A few hundred yards away from the dug-up patch is Darius Phillips, mud-spattered and driving a Bobcat front-end loader. Phillips, 22, is shoving around giant blocks of concrete, guided by signals from Jovon Davis, 19. The lot they’re clearing is slated to be Diamond Teague Park, a wetland nursery where plants will filter rainwater before it reaches the river.

Phillips and Davis are members of the Earth Conservation Corps (ECC), an Americorps-backed nonprofit that offers local youth a stipend and an education grant for a year’s worth of environmental community service. The 18-member group, headquartered in the pumphouse since 1994, plans to finish the trio of paths by January. By then, the Interim Trail is slated to feature a total of 1,200 yards of pathway—a bit more than 3 percent of the full riverwalk project.

By the standards of Anacostia River trailblazing, that will be a tremendous leap. Plans for a trail were first proposed in 1901 by the McMillan Commission, which created the Mall, cleared the wetlands around the Anacostia, and then stopped. Officials have been tossing around different permutations of the idea ever since.
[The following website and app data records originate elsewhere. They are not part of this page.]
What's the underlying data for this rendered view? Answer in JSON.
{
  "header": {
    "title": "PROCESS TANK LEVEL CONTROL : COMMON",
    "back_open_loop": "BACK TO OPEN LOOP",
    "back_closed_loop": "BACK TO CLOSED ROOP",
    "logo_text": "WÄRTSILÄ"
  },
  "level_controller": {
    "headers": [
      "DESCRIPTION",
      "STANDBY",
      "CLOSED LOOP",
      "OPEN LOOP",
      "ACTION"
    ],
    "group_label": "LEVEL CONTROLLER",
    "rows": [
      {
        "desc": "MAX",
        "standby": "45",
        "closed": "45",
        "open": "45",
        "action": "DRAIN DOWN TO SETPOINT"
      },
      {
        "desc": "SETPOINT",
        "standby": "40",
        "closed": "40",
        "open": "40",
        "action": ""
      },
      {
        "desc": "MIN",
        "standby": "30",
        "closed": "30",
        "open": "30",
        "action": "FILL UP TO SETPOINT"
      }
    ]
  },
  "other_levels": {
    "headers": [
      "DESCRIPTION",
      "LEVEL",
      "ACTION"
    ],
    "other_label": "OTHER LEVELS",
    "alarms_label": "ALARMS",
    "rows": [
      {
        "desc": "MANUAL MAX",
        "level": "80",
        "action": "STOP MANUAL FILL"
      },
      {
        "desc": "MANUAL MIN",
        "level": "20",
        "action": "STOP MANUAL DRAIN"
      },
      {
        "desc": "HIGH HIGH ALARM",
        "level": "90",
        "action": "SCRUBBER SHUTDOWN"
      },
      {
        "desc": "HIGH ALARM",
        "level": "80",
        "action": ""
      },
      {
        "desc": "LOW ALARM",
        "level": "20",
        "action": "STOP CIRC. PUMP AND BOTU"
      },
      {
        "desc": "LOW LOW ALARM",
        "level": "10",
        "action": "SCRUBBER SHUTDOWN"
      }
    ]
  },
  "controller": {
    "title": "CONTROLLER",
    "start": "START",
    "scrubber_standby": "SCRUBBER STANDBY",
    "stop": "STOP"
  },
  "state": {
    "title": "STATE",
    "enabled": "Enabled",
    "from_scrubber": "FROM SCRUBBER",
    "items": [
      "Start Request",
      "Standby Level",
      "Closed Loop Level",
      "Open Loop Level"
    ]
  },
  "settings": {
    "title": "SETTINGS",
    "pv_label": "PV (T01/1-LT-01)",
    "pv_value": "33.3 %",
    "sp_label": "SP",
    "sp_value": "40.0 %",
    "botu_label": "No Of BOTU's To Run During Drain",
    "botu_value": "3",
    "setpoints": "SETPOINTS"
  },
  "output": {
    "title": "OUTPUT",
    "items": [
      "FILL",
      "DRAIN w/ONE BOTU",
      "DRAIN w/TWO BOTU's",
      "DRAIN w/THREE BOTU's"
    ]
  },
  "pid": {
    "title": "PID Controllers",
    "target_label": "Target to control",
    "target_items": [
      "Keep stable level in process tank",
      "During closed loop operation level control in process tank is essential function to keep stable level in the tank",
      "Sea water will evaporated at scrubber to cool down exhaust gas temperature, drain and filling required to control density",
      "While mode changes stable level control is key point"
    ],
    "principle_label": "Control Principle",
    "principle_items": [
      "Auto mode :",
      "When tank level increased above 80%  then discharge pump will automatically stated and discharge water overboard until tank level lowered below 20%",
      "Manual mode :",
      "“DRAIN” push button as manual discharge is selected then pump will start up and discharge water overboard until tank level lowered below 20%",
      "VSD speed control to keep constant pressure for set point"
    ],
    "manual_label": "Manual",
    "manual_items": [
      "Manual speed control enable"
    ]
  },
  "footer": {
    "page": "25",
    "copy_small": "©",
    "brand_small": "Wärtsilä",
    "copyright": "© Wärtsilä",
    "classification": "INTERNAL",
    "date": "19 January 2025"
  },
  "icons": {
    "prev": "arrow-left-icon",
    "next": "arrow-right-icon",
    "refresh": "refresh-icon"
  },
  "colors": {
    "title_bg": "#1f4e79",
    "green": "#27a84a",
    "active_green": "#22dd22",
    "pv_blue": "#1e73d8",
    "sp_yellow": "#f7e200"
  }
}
A 100-foot segment by the 11th Street Bridge and an equally tiny portion in Anacostia Park were built at some point—but Uwe S. Brandes, project manager at the District’s Office of Planning, says he doesn’t know when or why. “There was never an organized effort to construct a whole system of trails,” Brandes says.

But in 1999, ECC President Robert Nixon learned from the District Department of Transportation that a segment of the planned trail was supposed to have been built right outside the pumphouse. So corps members started digging outside their front door.

It was an opportune moment: Mayor Anthony A. Williams was unveiling his Anacostia Waterfront Initiative, a multi-billion-dollar revitalization plan on the scale of the McMillan plan. The ECC trailblazers applied for and received a $1 million grant from the Department of Transportation to draft a plan for the entire riverwalk. The grant mandated that the construction work should have a job-training component. In 2000, the ECC received a $400,000 share to build the three trail segments.

Corps members and Allentuck Landscaping spent a year designing the trail, developing an eco-friendly plan that includes trenches to soak up runoff. Neighborhood industries joined the effort: D.C. Rock donated hundreds of tons of crushed concrete. And when Water and Sewer Authority (WASA) officials learned the crew was attempting to break concrete with jackhammers, they offered their own bulldozers.

A quarter-mile from the pumphouse, in front of the Matthew Henson Earth Conservation Center, another ECC site, the rest of the corps is finishing the first patch of trail, smoothing the crushed-concrete surface. “I grew up in a dirty, dirty environment,” says Squad Leader LaShauntae Moore, 24. The construction, Moore says, is “backbreaking work….You joke all day to keep from biting each other’s heads off…but it feels so good to see it done.”

Moore and her squad completed the segment in only a month. But the freshly laid swath stretches barely 400 feet before coming to an abrupt end at the property line, where a lot owned by Douglas Development begins. In all, there are five privately owned properties between the first and second sites and three more between the second and third sites.

Some property owners, such as WASA and the Navy, are actively working to allow access, but others are less eager. ECC Site Manager David W. Smith says that private owners are a lot more likely to allow access once they see what the trail is going to look like. Indeed, last week Douglas Development agreed to allow the trail to pass through its property and committed $25,000 to funding the construction.

Brandes says the prospects for linking the segments are looking up. He points to a quarter-mile segment that the National Park Service recently completed in River Terrace Park and says that the riverwalk will be getting $4 million in federal funding next year. And his office recently rezoned the area to allow new commercial and residential buildings to be built—provided that the new owners agree to locate their buildings 75 feet from the water and allow public access to the trail.

“It’s going to take many years—just as it has in other cities,” Brandes says. “But the reality is, there’s a shovel in the ground and we’ve started.” CP